1. 1810. Married at East Haddon, Connecticut, nine young ladies, being all those that were marriageable at that time in the town. Same day, died in Philadelphia, colonel Francis/ Wade, of Montgomery county, Pennsylvania*, in his 78th year.

1 and 2. 1812. In the night the French opened the trenches against Valentia. Colonel Henry, an engineer of great merit, belonging to Suchet, killed.

1. 1814. General Hall ordered a party of American dragoons to advance on Buffaloe, under captain Stone, accompanied by lieutenants Riddle, Totman and Frazer, of the fifteenth United States regiment; the militia retiring, Totman was killed, and Riddle narrowly escaped being captured.

1. 1815. The British under general Pakenham open , ed a battery of two 18 pounders on the Americans at New Orleans; it was silenced the same day. The Americans had a boat laden with military stores sunk, great part of which were recovered, 34 men killed and wounded, and 2 caissons hlo.wn up by rockets; one of them contained 100 rounds. Same dav, general Thomas joined general Jackson with 660 men from Baton Rouge.
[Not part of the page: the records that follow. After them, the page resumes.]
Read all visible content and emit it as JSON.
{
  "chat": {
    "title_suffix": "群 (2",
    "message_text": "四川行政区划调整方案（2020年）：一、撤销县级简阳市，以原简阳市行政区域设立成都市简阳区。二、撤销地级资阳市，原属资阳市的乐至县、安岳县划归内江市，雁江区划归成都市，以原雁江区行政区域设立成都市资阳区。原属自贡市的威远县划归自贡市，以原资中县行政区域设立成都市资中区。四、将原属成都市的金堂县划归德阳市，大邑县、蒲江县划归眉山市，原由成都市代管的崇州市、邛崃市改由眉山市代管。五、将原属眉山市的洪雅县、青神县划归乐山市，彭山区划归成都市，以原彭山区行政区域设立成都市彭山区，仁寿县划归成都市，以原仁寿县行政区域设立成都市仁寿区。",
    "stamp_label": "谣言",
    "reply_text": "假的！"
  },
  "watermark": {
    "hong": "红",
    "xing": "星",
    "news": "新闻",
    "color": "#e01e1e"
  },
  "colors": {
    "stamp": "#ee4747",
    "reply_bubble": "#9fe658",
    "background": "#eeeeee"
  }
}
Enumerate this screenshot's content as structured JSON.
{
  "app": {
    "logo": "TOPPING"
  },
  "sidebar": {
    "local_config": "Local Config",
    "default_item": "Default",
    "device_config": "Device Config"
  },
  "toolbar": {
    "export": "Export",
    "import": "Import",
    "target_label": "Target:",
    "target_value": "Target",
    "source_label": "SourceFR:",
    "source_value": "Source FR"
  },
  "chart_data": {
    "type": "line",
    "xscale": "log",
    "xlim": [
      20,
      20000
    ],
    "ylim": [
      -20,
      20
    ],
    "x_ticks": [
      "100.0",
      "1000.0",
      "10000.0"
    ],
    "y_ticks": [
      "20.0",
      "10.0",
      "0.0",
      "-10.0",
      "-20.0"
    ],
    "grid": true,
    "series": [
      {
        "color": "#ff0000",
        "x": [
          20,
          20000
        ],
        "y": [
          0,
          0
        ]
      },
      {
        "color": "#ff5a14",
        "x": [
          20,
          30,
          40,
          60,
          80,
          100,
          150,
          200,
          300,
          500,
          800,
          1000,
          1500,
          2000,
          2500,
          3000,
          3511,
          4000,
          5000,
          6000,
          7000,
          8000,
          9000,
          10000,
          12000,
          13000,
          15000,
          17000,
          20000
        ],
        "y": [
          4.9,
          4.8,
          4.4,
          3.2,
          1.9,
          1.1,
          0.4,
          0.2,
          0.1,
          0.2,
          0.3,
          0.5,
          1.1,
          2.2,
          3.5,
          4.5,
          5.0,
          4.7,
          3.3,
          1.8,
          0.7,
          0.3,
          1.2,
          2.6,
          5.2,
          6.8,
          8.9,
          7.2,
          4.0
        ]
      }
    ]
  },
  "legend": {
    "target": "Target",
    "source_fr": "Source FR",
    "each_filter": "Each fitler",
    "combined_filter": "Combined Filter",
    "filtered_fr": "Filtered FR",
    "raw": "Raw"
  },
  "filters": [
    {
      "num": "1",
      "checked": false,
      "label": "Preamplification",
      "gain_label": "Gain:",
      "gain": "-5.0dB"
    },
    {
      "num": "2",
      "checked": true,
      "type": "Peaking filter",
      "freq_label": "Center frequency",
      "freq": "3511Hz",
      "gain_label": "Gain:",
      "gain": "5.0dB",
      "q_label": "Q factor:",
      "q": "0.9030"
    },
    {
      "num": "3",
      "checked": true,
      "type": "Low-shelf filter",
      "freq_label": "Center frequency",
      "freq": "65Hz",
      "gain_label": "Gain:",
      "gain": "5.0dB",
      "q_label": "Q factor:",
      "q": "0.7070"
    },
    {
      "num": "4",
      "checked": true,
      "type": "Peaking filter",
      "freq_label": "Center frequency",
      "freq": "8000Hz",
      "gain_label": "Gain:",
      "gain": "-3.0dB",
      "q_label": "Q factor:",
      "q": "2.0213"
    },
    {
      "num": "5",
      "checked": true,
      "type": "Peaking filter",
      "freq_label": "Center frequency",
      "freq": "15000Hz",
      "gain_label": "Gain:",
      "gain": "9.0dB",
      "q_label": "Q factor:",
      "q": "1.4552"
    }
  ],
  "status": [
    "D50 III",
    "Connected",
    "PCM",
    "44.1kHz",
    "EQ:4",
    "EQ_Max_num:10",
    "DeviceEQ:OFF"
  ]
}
1. 1816. Died in Montville, Con. in his 88th year, William Hilhouse, he was for more than 50 years a member of the legislature or council of Connecticut.

1. 1817. The new Bank of the United States first opened at Carpenters' Hall, Philadelphia, for the transaction of business. Wm. Jones, President; and Jonathan Smith, Cashier.

Banks—First one began 808; Bank of Venice 1157; Genoa 1345; Amsterdam 1609; England 1693. Old Scotch Bank 1649; Hamburg 1710; Royal Bank of Scotland 1727; first Bank in America opened in Philadelphia for supplying the soldiers with provisions, June 17, 1780... Bank of North America the first incorporated 1781. Bank of Ireland 1783. First at Boston and New York 1784. In the British settlements in the East Indies 1787. New Hampshire and Soufh Carolina 1792. Bank of Pennsylvania and District of Columbia in 1793. Since that period they have encreased to an astonishing number. Pennsylvania alone containing, in 1817, 70 banking institutions; of which 10 are within the city of Philadelphia and Liberties, and 22 of them unlawful or unincorporated.

About the author:
Francis Shallus (1773-1821) was born in Philadelphia into a patriotic family,  as the revolution was beginning to swirl around his town. When things began to calm down in Philadelphia, young Shallus apprenticed to Robert Scot, the 1st engraver actually employed by the Philadelphia Mint. While working at his busy little print shop as the fledgling nation grew, he apparently decided to share his knowlege and opinions of history in book form. He published 2 volumes called Chronological tables for every day in the year, compiled from the most authentic documents. His work was the first American "Today in History."  Although these volumes produced in 1817, contain events before America's colonization, I will include only British American & early national citations in this blog.